transitions in higher education reflective learners learning cycles
Oxford, Bern, Berlin, Bruxelles, Frankfurt am Main, New York, Wien, 2017. XVIII, 266 pp., 10 b/w ill.

Biographical notes

Ruth Whittle (Author) Sandra Salin (Author)

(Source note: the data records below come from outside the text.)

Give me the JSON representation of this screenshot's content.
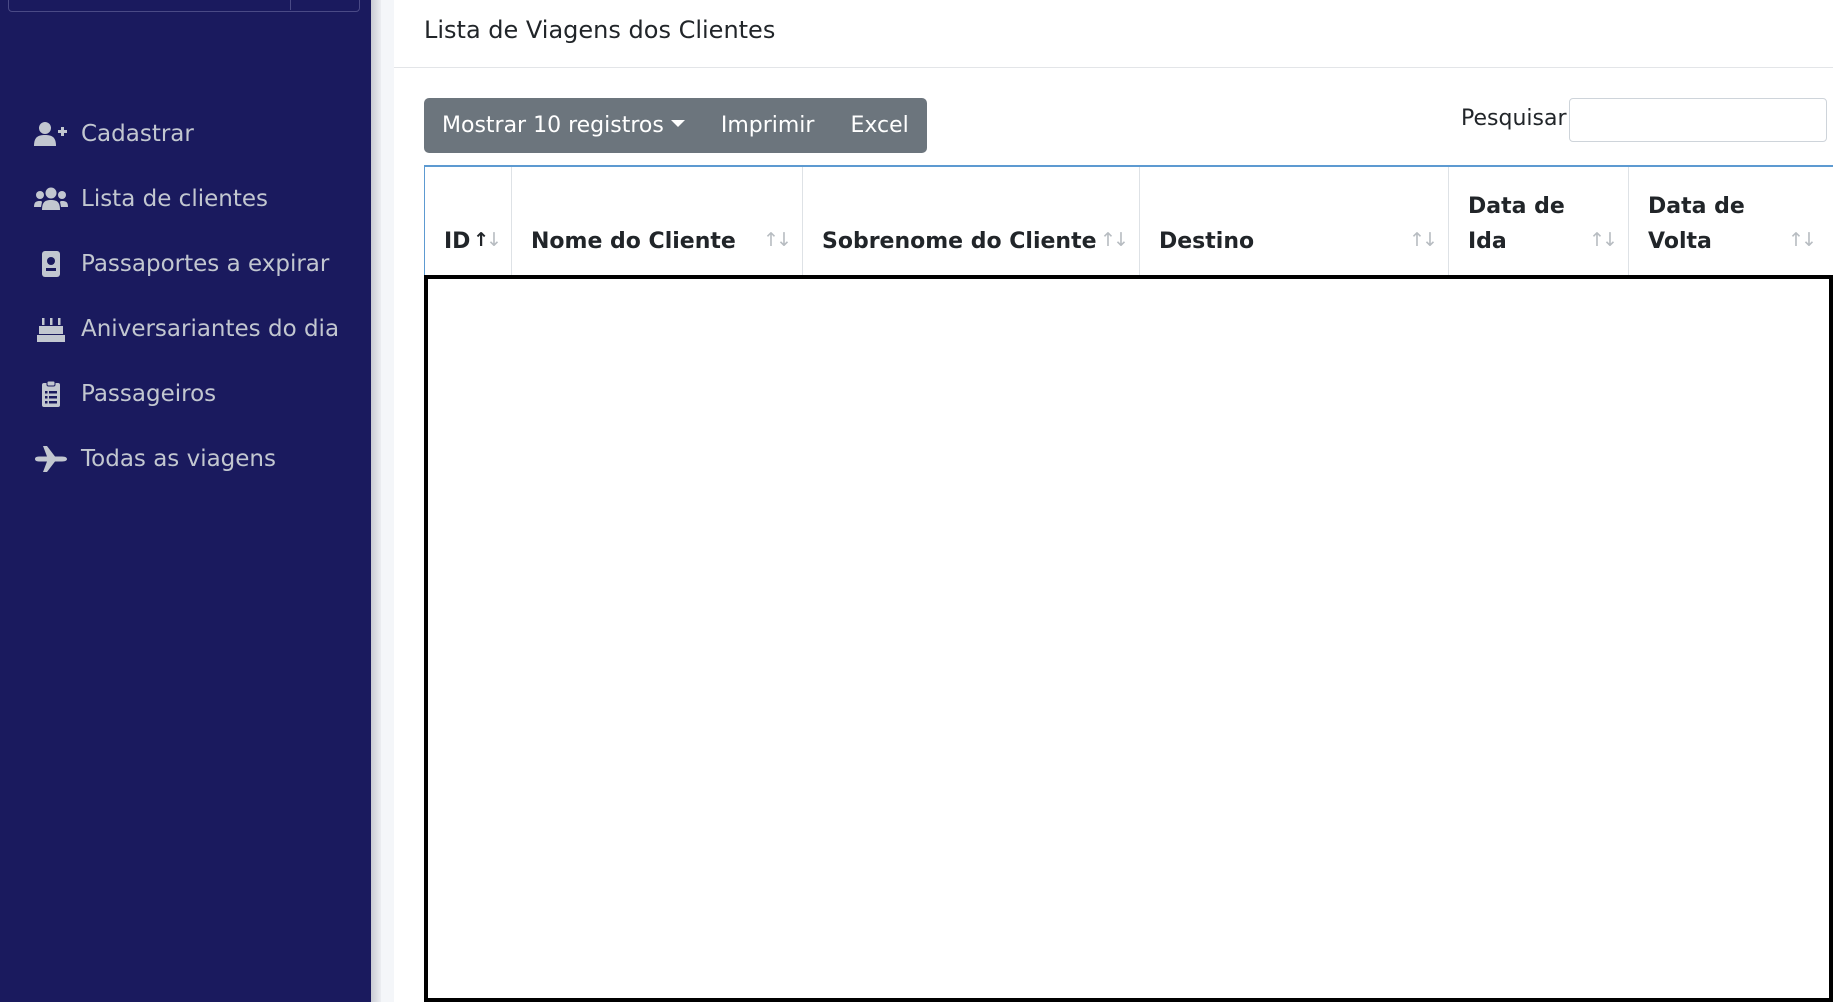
{
  "sidebar": {
    "items": [
      {
        "label": "Cadastrar",
        "icon": "user-plus-icon"
      },
      {
        "label": "Lista de clientes",
        "icon": "users-icon"
      },
      {
        "label": "Passaportes a expirar",
        "icon": "passport-icon"
      },
      {
        "label": "Aniversariantes do dia",
        "icon": "birthday-cake-icon"
      },
      {
        "label": "Passageiros",
        "icon": "clipboard-list-icon"
      },
      {
        "label": "Todas as viagens",
        "icon": "plane-icon"
      }
    ],
    "background_color": "#1a1a5e",
    "text_color": "#c2c7d0"
  },
  "card": {
    "title": "Lista de Viagens dos Clientes"
  },
  "toolbar": {
    "show_records_label": "Mostrar 10 registros",
    "print_label": "Imprimir",
    "excel_label": "Excel",
    "button_color": "#6c757d"
  },
  "search": {
    "label": "Pesquisar",
    "value": ""
  },
  "table": {
    "columns": [
      {
        "label": "ID",
        "sort": "ascending"
      },
      {
        "label": "Nome do Cliente",
        "sort": "none"
      },
      {
        "label": "Sobrenome do Cliente",
        "sort": "none"
      },
      {
        "label": "Destino",
        "sort": "none"
      },
      {
        "label": "Data de Ida",
        "sort": "none"
      },
      {
        "label": "Data de Volta",
        "sort": "none"
      }
    ],
    "sort_up_glyph": "↑",
    "sort_down_glyph": "↓",
    "rows": []
  }
}
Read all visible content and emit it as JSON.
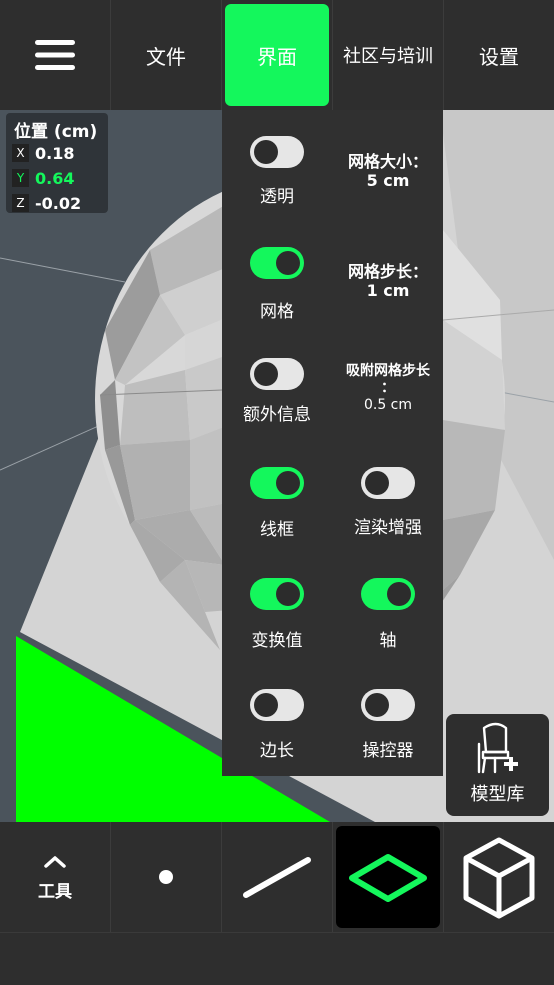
{
  "top_menu": {
    "file": "文件",
    "view": "界面",
    "community": "社区与培训",
    "settings": "设置",
    "active_color": "#14f75c"
  },
  "position": {
    "title": "位置 (cm)",
    "x_label": "X",
    "x_value": "0.18",
    "y_label": "Y",
    "y_value": "0.64",
    "z_label": "Z",
    "z_value": "-0.02"
  },
  "view_menu": {
    "transparent": {
      "label": "透明",
      "on": false
    },
    "grid_size": {
      "label": "网格大小：",
      "value": "5 cm"
    },
    "grid": {
      "label": "网格",
      "on": true
    },
    "grid_step": {
      "label": "网格步长：",
      "value": "1 cm"
    },
    "extra_info": {
      "label": "额外信息",
      "on": false
    },
    "snap_step": {
      "label_line1": "吸附网格步长",
      "label_line2": "：",
      "value": "0.5 cm"
    },
    "wireframe": {
      "label": "线框",
      "on": true
    },
    "render_enhance": {
      "label": "渲染增强",
      "on": false
    },
    "transform_values": {
      "label": "变换值",
      "on": true
    },
    "axis": {
      "label": "轴",
      "on": true
    },
    "edge_length": {
      "label": "边长",
      "on": false
    },
    "manipulator": {
      "label": "操控器",
      "on": false
    }
  },
  "model_library": {
    "label": "模型库"
  },
  "toolbar": {
    "tools_label": "工具",
    "icons": [
      "menu-icon",
      "chevron-up-icon",
      "point-icon",
      "line-icon",
      "plane-icon",
      "cube-icon",
      "chair-plus-icon"
    ]
  }
}
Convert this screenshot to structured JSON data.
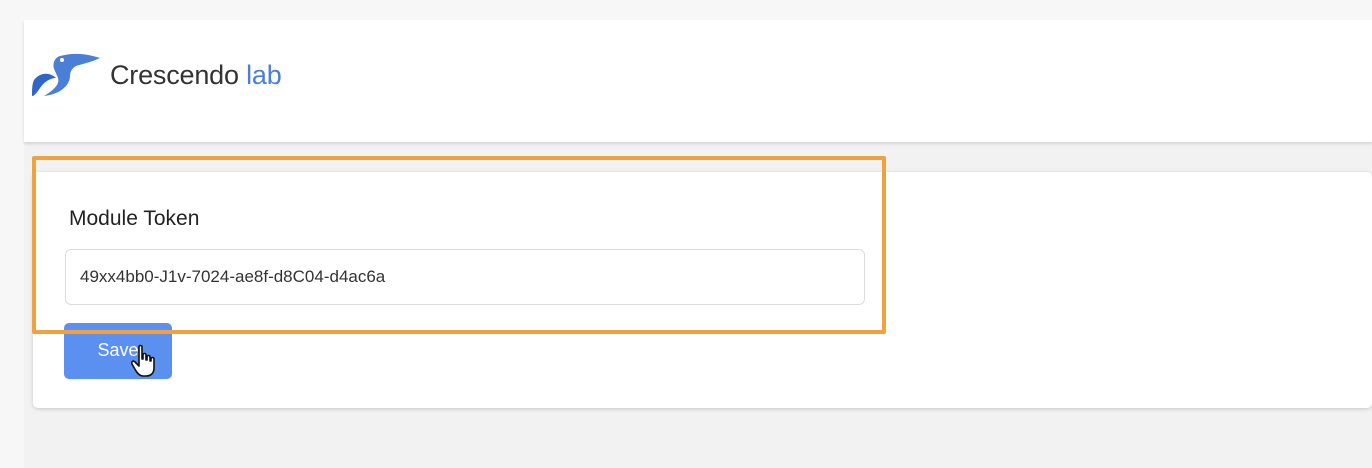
{
  "header": {
    "brand_primary": "Crescendo",
    "brand_accent": "lab",
    "logo_icon": "crescendo-bird-logo",
    "accent_color": "#4a7fd8"
  },
  "form": {
    "token_label": "Module Token",
    "token_value": "49xx4bb0-J1v-7024-ae8f-d8C04-d4ac6a",
    "save_label": "Save",
    "button_color": "#5b8ff0"
  },
  "annotation": {
    "highlight_color": "#f0a140"
  }
}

Ruth Whittle is Senior Lecturer in German Studies at the University of Birmingham. In 2014 she was awarded a National Teaching Fellowship, which recognises «excellent practice and outstanding achievement in learning and teaching in higher education» (HEA). She has widely researched and published in the areas of language study and internationalisation as well as women in German literature and literary history. She teaches German language and literature at all levels, with a particular interest in business German, translation studies, interpreting and nineteenth-century German literature. She is currently the School’s Senior Tutor. Sandra Salin is Lecturer in French Language, Translation and Interpreting at Newcastle University and teaches at all levels. She holds a Certificate in Advanced Studies in Academic Practice and is a Fellow of the Higher Education Academy. She is also an external examiner for French at the University of Bath. She has led and presented a number of internal learning and teaching projects, including two related to the year abroad. She is currently the Director of the Year Abroad and the main editor of the year abroad magazine Flying Solo. Her current learning and teaching interests include independent and reflective learning, students’ engagement, the year abroad experience and intercultural awareness.


Title: Preparing Modern Languages Students for 'Difference'